(Component data from apps and pages)
────────────────
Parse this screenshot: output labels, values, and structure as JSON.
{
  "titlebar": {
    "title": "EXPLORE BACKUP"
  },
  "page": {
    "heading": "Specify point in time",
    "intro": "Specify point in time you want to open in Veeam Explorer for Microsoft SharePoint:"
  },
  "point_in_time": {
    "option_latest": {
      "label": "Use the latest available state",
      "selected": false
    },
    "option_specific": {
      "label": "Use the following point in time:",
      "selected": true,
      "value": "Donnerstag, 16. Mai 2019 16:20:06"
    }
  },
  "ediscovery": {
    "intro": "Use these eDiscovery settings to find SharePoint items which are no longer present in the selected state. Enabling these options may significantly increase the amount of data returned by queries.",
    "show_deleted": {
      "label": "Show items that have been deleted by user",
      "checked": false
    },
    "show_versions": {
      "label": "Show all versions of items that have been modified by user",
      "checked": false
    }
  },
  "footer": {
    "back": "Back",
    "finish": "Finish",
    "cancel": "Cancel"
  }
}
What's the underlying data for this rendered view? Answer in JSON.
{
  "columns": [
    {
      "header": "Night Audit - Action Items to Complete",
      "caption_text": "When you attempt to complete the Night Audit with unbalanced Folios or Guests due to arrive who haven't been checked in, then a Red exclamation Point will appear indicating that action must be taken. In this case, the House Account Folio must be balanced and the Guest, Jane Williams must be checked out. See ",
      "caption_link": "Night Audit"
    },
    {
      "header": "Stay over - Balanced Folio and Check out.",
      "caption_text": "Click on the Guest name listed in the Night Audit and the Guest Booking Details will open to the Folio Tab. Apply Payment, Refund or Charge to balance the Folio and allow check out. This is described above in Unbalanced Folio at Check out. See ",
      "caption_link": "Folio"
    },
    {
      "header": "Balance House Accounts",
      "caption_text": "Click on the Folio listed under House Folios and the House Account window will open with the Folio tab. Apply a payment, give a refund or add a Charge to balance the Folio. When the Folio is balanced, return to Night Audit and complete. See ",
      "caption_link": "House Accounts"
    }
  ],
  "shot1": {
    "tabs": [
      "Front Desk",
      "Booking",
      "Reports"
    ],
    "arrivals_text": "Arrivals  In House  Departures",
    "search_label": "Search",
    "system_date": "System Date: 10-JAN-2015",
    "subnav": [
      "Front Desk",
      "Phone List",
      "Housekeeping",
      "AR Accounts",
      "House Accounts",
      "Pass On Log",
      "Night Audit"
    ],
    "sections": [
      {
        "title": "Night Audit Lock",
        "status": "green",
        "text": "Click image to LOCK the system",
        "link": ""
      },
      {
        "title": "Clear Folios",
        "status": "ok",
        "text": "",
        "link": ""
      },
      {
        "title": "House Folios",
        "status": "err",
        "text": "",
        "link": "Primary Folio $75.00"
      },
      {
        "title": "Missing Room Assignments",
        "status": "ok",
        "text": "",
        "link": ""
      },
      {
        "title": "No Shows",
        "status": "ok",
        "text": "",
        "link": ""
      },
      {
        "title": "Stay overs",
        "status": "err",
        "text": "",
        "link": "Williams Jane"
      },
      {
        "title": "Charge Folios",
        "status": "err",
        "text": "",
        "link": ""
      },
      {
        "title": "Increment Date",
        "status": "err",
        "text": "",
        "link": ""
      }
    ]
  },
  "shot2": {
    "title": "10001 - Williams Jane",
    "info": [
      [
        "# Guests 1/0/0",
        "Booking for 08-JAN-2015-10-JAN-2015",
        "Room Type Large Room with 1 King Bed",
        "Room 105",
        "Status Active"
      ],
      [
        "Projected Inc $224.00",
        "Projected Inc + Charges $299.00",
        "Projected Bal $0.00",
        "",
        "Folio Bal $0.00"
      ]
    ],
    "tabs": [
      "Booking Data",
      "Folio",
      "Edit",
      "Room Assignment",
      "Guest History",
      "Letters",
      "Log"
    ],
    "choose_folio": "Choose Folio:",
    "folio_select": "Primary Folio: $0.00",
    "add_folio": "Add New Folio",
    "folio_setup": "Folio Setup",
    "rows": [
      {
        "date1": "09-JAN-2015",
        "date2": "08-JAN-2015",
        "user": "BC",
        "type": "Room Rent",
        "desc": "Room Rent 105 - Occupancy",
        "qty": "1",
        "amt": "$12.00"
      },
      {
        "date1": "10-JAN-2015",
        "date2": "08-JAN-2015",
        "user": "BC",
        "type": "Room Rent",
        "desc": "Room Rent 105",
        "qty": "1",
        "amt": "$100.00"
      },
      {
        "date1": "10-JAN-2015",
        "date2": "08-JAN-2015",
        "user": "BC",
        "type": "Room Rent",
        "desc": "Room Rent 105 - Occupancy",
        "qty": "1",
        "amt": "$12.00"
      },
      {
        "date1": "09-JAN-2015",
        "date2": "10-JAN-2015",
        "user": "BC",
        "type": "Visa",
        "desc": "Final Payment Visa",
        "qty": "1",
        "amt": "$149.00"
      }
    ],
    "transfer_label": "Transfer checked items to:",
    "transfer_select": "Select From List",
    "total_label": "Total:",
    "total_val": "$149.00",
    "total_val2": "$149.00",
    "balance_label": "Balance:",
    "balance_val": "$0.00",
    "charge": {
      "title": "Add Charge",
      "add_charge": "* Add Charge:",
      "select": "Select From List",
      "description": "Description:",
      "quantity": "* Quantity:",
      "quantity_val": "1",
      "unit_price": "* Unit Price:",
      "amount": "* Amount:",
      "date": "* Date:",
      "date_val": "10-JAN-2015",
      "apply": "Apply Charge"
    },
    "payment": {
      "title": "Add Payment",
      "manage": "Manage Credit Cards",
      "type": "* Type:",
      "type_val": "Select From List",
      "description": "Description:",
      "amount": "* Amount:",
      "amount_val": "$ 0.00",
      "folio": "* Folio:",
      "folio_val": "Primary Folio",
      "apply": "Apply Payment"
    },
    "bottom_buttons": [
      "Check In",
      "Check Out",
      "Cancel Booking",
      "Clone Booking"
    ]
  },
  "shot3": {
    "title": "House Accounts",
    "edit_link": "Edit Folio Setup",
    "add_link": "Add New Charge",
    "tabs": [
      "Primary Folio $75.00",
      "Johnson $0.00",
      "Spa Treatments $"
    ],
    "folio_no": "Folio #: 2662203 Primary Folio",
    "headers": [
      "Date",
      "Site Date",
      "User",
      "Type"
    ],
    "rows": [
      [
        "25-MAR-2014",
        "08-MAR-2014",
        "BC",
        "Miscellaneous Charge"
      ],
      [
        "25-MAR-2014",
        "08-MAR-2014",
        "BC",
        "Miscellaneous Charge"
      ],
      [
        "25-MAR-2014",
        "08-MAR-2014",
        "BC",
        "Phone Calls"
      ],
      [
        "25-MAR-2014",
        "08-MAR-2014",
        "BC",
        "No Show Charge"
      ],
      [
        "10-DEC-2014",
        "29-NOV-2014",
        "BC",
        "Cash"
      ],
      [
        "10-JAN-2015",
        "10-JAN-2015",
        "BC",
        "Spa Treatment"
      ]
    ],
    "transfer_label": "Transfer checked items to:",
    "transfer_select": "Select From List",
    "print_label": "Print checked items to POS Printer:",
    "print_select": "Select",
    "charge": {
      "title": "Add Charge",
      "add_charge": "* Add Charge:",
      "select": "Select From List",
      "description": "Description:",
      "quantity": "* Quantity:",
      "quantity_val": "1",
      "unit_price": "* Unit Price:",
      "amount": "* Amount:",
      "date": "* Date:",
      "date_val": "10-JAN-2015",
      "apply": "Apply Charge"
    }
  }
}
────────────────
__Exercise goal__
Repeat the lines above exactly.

__Solution__
Parse this screenshot: output labels, values, and structure as JSON.
{
  "titlebar": {
    "title": "EXPLORE BACKUP"
  },
  "page": {
    "heading": "Specify point in time",
    "intro": "Specify point in time you want to open in Veeam Explorer for Microsoft SharePoint:"
  },
  "point_in_time": {
    "option_latest": {
      "label": "Use the latest available state",
      "selected": false
    },
    "option_specific": {
      "label": "Use the following point in time:",
      "selected": true,
      "value": "Donnerstag, 16. Mai 2019 16:20:06"
    }
  },
  "ediscovery": {
    "intro": "Use these eDiscovery settings to find SharePoint items which are no longer present in the selected state. Enabling these options may significantly increase the amount of data returned by queries.",
    "show_deleted": {
      "label": "Show items that have been deleted by user",
      "checked": false
    },
    "show_versions": {
      "label": "Show all versions of items that have been modified by user",
      "checked": false
    }
  },
  "footer": {
    "back": "Back",
    "finish": "Finish",
    "cancel": "Cancel"
  }
}
What's the underlying data for this rendered view? Answer in JSON.
{
  "columns": [
    {
      "header": "Night Audit - Action Items to Complete",
      "caption_text": "When you attempt to complete the Night Audit with unbalanced Folios or Guests due to arrive who haven't been checked in, then a Red exclamation Point will appear indicating that action must be taken. In this case, the House Account Folio must be balanced and the Guest, Jane Williams must be checked out. See ",
      "caption_link": "Night Audit"
    },
    {
      "header": "Stay over - Balanced Folio and Check out.",
      "caption_text": "Click on the Guest name listed in the Night Audit and the Guest Booking Details will open to the Folio Tab. Apply Payment, Refund or Charge to balance the Folio and allow check out. This is described above in Unbalanced Folio at Check out. See ",
      "caption_link": "Folio"
    },
    {
      "header": "Balance House Accounts",
      "caption_text": "Click on the Folio listed under House Folios and the House Account window will open with the Folio tab. Apply a payment, give a refund or add a Charge to balance the Folio. When the Folio is balanced, return to Night Audit and complete. See ",
      "caption_link": "House Accounts"
    }
  ],
  "shot1": {
    "tabs": [
      "Front Desk",
      "Booking",
      "Reports"
    ],
    "arrivals_text": "Arrivals  In House  Departures",
    "search_label": "Search",
    "system_date": "System Date: 10-JAN-2015",
    "subnav": [
      "Front Desk",
      "Phone List",
      "Housekeeping",
      "AR Accounts",
      "House Accounts",
      "Pass On Log",
      "Night Audit"
    ],
    "sections": [
      {
        "title": "Night Audit Lock",
        "status": "green",
        "text": "Click image to LOCK the system",
        "link": ""
      },
      {
        "title": "Clear Folios",
        "status": "ok",
        "text": "",
        "link": ""
      },
      {
        "title": "House Folios",
        "status": "err",
        "text": "",
        "link": "Primary Folio $75.00"
      },
      {
        "title": "Missing Room Assignments",
        "status": "ok",
        "text": "",
        "link": ""
      },
      {
        "title": "No Shows",
        "status": "ok",
        "text": "",
        "link": ""
      },
      {
        "title": "Stay overs",
        "status": "err",
        "text": "",
        "link": "Williams Jane"
      },
      {
        "title": "Charge Folios",
        "status": "err",
        "text": "",
        "link": ""
      },
      {
        "title": "Increment Date",
        "status": "err",
        "text": "",
        "link": ""
      }
    ]
  },
  "shot2": {
    "title": "10001 - Williams Jane",
    "info": [
      [
        "# Guests 1/0/0",
        "Booking for 08-JAN-2015-10-JAN-2015",
        "Room Type Large Room with 1 King Bed",
        "Room 105",
        "Status Active"
      ],
      [
        "Projected Inc $224.00",
        "Projected Inc + Charges $299.00",
        "Projected Bal $0.00",
        "",
        "Folio Bal $0.00"
      ]
    ],
    "tabs": [
      "Booking Data",
      "Folio",
      "Edit",
      "Room Assignment",
      "Guest History",
      "Letters",
      "Log"
    ],
    "choose_folio": "Choose Folio:",
    "folio_select": "Primary Folio: $0.00",
    "add_folio": "Add New Folio",
    "folio_setup": "Folio Setup",
    "rows": [
      {
        "date1": "09-JAN-2015",
        "date2": "08-JAN-2015",
        "user": "BC",
        "type": "Room Rent",
        "desc": "Room Rent 105 - Occupancy",
        "qty": "1",
        "amt": "$12.00"
      },
      {
        "date1": "10-JAN-2015",
        "date2": "08-JAN-2015",
        "user": "BC",
        "type": "Room Rent",
        "desc": "Room Rent 105",
        "qty": "1",
        "amt": "$100.00"
      },
      {
        "date1": "10-JAN-2015",
        "date2": "08-JAN-2015",
        "user": "BC",
        "type": "Room Rent",
        "desc": "Room Rent 105 - Occupancy",
        "qty": "1",
        "amt": "$12.00"
      },
      {
        "date1": "09-JAN-2015",
        "date2": "10-JAN-2015",
        "user": "BC",
        "type": "Visa",
        "desc": "Final Payment Visa",
        "qty": "1",
        "amt": "$149.00"
      }
    ],
    "transfer_label": "Transfer checked items to:",
    "transfer_select": "Select From List",
    "total_label": "Total:",
    "total_val": "$149.00",
    "total_val2": "$149.00",
    "balance_label": "Balance:",
    "balance_val": "$0.00",
    "charge": {
      "title": "Add Charge",
      "add_charge": "* Add Charge:",
      "select": "Select From List",
      "description": "Description:",
      "quantity": "* Quantity:",
      "quantity_val": "1",
      "unit_price": "* Unit Price:",
      "amount": "* Amount:",
      "date": "* Date:",
      "date_val": "10-JAN-2015",
      "apply": "Apply Charge"
    },
    "payment": {
      "title": "Add Payment",
      "manage": "Manage Credit Cards",
      "type": "* Type:",
      "type_val": "Select From List",
      "description": "Description:",
      "amount": "* Amount:",
      "amount_val": "$ 0.00",
      "folio": "* Folio:",
      "folio_val": "Primary Folio",
      "apply": "Apply Payment"
    },
    "bottom_buttons": [
      "Check In",
      "Check Out",
      "Cancel Booking",
      "Clone Booking"
    ]
  },
  "shot3": {
    "title": "House Accounts",
    "edit_link": "Edit Folio Setup",
    "add_link": "Add New Charge",
    "tabs": [
      "Primary Folio $75.00",
      "Johnson $0.00",
      "Spa Treatments $"
    ],
    "folio_no": "Folio #: 2662203 Primary Folio",
    "headers": [
      "Date",
      "Site Date",
      "User",
      "Type"
    ],
    "rows": [
      [
        "25-MAR-2014",
        "08-MAR-2014",
        "BC",
        "Miscellaneous Charge"
      ],
      [
        "25-MAR-2014",
        "08-MAR-2014",
        "BC",
        "Miscellaneous Charge"
      ],
      [
        "25-MAR-2014",
        "08-MAR-2014",
        "BC",
        "Phone Calls"
      ],
      [
        "25-MAR-2014",
        "08-MAR-2014",
        "BC",
        "No Show Charge"
      ],
      [
        "10-DEC-2014",
        "29-NOV-2014",
        "BC",
        "Cash"
      ],
      [
        "10-JAN-2015",
        "10-JAN-2015",
        "BC",
        "Spa Treatment"
      ]
    ],
    "transfer_label": "Transfer checked items to:",
    "transfer_select": "Select From List",
    "print_label": "Print checked items to POS Printer:",
    "print_select": "Select",
    "charge": {
      "title": "Add Charge",
      "add_charge": "* Add Charge:",
      "select": "Select From List",
      "description": "Description:",
      "quantity": "* Quantity:",
      "quantity_val": "1",
      "unit_price": "* Unit Price:",
      "amount": "* Amount:",
      "date": "* Date:",
      "date_val": "10-JAN-2015",
      "apply": "Apply Charge"
    }
  }
}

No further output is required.